PROBLEM REQUIREMENTS → Please provide the entries below again, word for word.

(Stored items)
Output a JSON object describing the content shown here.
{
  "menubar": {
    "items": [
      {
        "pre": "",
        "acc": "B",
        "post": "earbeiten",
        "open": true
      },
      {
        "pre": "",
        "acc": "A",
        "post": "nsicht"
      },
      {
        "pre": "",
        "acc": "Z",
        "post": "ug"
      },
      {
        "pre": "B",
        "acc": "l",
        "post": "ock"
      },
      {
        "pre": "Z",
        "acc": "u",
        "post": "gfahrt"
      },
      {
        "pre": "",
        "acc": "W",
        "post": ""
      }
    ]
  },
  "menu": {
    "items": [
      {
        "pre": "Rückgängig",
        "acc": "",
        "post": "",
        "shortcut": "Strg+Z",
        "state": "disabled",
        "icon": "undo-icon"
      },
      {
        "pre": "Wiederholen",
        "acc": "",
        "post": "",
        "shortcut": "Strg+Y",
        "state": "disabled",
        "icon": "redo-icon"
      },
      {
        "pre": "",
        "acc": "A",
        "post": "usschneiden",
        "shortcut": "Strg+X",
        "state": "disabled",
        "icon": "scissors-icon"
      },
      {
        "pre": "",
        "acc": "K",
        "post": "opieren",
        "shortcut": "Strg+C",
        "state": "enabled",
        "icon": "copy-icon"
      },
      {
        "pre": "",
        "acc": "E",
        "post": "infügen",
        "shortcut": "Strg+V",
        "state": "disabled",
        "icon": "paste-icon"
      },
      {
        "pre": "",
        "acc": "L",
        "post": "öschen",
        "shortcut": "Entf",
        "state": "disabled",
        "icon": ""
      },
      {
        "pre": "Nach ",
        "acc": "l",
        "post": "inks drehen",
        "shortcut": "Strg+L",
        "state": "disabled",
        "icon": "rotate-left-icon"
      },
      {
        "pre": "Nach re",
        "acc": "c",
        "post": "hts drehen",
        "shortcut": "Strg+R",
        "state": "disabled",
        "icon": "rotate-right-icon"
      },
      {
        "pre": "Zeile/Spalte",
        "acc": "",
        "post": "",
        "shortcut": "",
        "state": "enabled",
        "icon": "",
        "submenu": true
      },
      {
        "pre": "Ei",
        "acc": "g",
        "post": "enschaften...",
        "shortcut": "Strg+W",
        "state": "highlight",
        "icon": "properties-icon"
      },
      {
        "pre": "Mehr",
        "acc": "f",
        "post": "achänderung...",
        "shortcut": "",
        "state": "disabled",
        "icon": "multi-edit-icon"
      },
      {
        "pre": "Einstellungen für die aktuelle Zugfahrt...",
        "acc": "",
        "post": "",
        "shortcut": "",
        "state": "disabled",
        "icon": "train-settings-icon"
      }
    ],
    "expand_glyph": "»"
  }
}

COMPLETED EXERCISE →
Output a JSON object describing the content shown here.
{
  "menubar": {
    "items": [
      {
        "pre": "",
        "acc": "B",
        "post": "earbeiten",
        "open": true
      },
      {
        "pre": "",
        "acc": "A",
        "post": "nsicht"
      },
      {
        "pre": "",
        "acc": "Z",
        "post": "ug"
      },
      {
        "pre": "B",
        "acc": "l",
        "post": "ock"
      },
      {
        "pre": "Z",
        "acc": "u",
        "post": "gfahrt"
      },
      {
        "pre": "",
        "acc": "W",
        "post": ""
      }
    ]
  },
  "menu": {
    "items": [
      {
        "pre": "Rückgängig",
        "acc": "",
        "post": "",
        "shortcut": "Strg+Z",
        "state": "disabled",
        "icon": "undo-icon"
      },
      {
        "pre": "Wiederholen",
        "acc": "",
        "post": "",
        "shortcut": "Strg+Y",
        "state": "disabled",
        "icon": "redo-icon"
      },
      {
        "pre": "",
        "acc": "A",
        "post": "usschneiden",
        "shortcut": "Strg+X",
        "state": "disabled",
        "icon": "scissors-icon"
      },
      {
        "pre": "",
        "acc": "K",
        "post": "opieren",
        "shortcut": "Strg+C",
        "state": "enabled",
        "icon": "copy-icon"
      },
      {
        "pre": "",
        "acc": "E",
        "post": "infügen",
        "shortcut": "Strg+V",
        "state": "disabled",
        "icon": "paste-icon"
      },
      {
        "pre": "",
        "acc": "L",
        "post": "öschen",
        "shortcut": "Entf",
        "state": "disabled",
        "icon": ""
      },
      {
        "pre": "Nach ",
        "acc": "l",
        "post": "inks drehen",
        "shortcut": "Strg+L",
        "state": "disabled",
        "icon": "rotate-left-icon"
      },
      {
        "pre": "Nach re",
        "acc": "c",
        "post": "hts drehen",
        "shortcut": "Strg+R",
        "state": "disabled",
        "icon": "rotate-right-icon"
      },
      {
        "pre": "Zeile/Spalte",
        "acc": "",
        "post": "",
        "shortcut": "",
        "state": "enabled",
        "icon": "",
        "submenu": true
      },
      {
        "pre": "Ei",
        "acc": "g",
        "post": "enschaften...",
        "shortcut": "Strg+W",
        "state": "highlight",
        "icon": "properties-icon"
      },
      {
        "pre": "Mehr",
        "acc": "f",
        "post": "achänderung...",
        "shortcut": "",
        "state": "disabled",
        "icon": "multi-edit-icon"
      },
      {
        "pre": "Einstellungen für die aktuelle Zugfahrt...",
        "acc": "",
        "post": "",
        "shortcut": "",
        "state": "disabled",
        "icon": "train-settings-icon"
      }
    ],
    "expand_glyph": "»"
  }
}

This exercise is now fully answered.